- Paintergoblin.py – creates the images, can be run standalone
- Wikigoblin.py – retrieves data to tweet from the Wikidata SPARQL services
- Twittergoblin.py – Tweets for us! Either a random Wikidata image or from am existing Wikidata link
We create Tweetable information using the wikigoblin. We perform the Tweet using twittergoblin. In between the paintergoblin has to create his art!
We’ve seen examples of the images from the original zine.
I had a few different attempts trying to recreate these effects automatically using Python’s image library. Pillow https://python-pillow.org/
I knew this would give me much of the processing capability that was needed, I just didn’t know how close I could get to the effect which had originally been created manually.
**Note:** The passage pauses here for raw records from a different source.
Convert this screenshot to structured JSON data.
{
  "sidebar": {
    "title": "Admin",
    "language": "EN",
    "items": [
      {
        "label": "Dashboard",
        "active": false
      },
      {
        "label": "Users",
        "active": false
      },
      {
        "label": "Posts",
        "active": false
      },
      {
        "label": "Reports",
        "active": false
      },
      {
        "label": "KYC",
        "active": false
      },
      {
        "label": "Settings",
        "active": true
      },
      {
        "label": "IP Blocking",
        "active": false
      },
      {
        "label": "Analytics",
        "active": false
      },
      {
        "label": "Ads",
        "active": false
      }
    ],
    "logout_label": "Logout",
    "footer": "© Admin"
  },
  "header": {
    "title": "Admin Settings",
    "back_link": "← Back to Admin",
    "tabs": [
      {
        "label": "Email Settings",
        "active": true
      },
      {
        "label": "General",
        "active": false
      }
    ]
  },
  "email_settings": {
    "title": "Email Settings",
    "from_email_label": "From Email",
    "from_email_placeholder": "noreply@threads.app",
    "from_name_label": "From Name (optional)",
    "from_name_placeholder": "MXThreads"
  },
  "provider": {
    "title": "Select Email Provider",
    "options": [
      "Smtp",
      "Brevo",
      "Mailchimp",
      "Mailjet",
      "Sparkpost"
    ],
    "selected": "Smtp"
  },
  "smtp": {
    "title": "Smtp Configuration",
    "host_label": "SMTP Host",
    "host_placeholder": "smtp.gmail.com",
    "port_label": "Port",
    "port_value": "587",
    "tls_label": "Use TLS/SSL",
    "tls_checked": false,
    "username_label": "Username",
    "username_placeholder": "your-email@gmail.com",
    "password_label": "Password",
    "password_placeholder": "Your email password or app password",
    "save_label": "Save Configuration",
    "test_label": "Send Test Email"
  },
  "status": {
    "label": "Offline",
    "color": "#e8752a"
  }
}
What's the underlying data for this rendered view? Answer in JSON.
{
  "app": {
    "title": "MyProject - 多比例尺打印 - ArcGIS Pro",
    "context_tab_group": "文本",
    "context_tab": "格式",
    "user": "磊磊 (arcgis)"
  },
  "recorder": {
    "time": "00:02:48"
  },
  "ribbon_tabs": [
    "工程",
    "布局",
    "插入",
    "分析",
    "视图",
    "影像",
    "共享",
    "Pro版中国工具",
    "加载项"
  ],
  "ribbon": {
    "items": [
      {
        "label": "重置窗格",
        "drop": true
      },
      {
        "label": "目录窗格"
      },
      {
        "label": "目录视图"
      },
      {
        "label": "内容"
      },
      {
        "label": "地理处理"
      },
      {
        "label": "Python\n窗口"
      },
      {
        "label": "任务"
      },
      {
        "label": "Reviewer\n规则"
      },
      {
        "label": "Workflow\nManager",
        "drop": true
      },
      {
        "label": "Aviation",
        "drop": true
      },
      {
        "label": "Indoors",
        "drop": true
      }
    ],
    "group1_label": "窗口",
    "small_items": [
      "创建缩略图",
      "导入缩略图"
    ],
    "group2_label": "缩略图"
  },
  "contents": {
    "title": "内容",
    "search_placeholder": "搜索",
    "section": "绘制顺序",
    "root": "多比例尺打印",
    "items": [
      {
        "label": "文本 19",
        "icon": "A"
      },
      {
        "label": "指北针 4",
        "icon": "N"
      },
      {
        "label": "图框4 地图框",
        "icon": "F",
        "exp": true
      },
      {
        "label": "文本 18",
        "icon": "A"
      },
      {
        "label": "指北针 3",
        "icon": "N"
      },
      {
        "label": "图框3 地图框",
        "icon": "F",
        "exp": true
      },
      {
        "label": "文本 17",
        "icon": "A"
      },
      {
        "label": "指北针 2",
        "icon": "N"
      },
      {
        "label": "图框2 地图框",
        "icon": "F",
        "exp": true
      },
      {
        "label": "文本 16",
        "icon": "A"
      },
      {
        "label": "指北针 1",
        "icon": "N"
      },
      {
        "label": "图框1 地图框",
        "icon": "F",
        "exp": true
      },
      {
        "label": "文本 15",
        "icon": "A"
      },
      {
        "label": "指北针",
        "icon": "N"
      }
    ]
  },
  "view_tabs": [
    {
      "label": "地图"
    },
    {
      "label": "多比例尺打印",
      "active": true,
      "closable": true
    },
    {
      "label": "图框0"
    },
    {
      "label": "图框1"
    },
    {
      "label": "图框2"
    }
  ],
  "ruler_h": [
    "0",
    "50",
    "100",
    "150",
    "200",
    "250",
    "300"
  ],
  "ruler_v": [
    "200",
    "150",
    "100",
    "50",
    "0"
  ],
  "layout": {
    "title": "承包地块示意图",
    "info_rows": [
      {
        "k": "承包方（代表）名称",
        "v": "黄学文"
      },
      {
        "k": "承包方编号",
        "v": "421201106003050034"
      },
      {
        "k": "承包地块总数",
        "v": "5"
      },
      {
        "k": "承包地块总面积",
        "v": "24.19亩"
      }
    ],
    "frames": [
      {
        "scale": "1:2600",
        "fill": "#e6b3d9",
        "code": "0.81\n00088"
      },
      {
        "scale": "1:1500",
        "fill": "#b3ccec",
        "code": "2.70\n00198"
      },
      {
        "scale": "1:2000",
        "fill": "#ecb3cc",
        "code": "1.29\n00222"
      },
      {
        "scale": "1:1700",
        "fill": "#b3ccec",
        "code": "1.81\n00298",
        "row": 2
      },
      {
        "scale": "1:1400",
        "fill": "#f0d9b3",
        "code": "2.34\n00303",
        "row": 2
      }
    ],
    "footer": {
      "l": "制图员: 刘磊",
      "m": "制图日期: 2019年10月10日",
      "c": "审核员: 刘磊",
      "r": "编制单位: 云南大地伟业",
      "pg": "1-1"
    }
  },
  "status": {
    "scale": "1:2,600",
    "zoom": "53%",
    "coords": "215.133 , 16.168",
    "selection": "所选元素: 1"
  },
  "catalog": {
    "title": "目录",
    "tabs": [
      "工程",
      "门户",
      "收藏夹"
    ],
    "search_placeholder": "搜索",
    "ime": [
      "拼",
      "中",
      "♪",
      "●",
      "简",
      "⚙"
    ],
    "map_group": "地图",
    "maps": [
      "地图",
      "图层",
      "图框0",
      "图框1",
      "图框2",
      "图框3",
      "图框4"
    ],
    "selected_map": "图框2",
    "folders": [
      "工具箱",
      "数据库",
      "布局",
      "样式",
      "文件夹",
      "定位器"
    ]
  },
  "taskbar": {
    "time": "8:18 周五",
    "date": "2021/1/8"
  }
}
The experimentation was fun. I couldn’t get as close as the zine, but in the end it helped me select the following algorithm for creating images:
- Enhance brightness and contrast (Some old images are faded and so this helps to pull detail out of them)
- Enhance saturation (This makes the colours more vibrant)
- Convert to an indexed image of five colours (This then restricts the number of colours to the most common found in the image)
- Swap in a new, randomised, palette from a list of palettes
Et voila! The piece is done!
Good spot. I haven’t really spoken about these. Palettes have been of interest to me for a few years, see http://exponentialdecay.pythonanywhere.com
The effect on even a small image given the right palette is, well, I can’t qualify it. It’s just nice.
And so I wanted to try and achieve the same with Painter Goblin.
So far I have created a number of palettes. Some have been inspired from previous ones, others from computer games, or teletext, or just how I feel. The French flag palette turned out well. As the code lives longer and folk become engaged with it, myself included, I’ll add more palettes to see how they work. Not all will last, and some will be modified over time – I’ve already darkened some of the reds in the more extreme red palettes. It’s just about finding a balance.
I like how mood and atmosphere changes given certain palettes. I like how meaning seems to change. And I like how patterns appear.
Some work the Goblin has already done…
Though the effect is not exactly the same, when we look at the original zine. It is still something I think is true to the spirit. I do think an algorithm is possible where false colour is used effectively on regions of an image with just the brightest or most prominent colour, but then I became charmed by how brash some of these palettes made existing paintings and other mediums. Through experimentation and play, these images became the Painter Goblin’s.
The Goblin and Me…
One thing we will always have Is art. Of course, the Painter Goblin’s is not his own – it’s borrowed – years old – public domain material. This work has helped me engage with that and learn more about artists, and their work – I’ll learn more as I engage more. I’ve already added different styles to the algorithm as well, differentiating between watercolours, prints, posters. Some styles haven’t worked, like drawing where almost too much detail exists. I enjoy working with the palettes. I love the surprise of a new image in the morning should the Goblin Tweet automatically overnight.
Some nights, I can just sit, looking for other pieces of art on Wikidata and see where the algorithm takes it – trialling different palettes, and just choosing where and when to Tweet outside of the Goblin’s scheduled times.
I like how the work reveals new detail about images and artificially highlights parts of an image that may not have been prominent before. Because we treat all images as ‘indexed’, we can even swap out grey-scale palettes for colour ones making grey-scale images all of a sudden colour. I like that idea,
It’s like we’re both creating art, and right now, it’s nice to have the Goblin around. I hope you get something out of it too.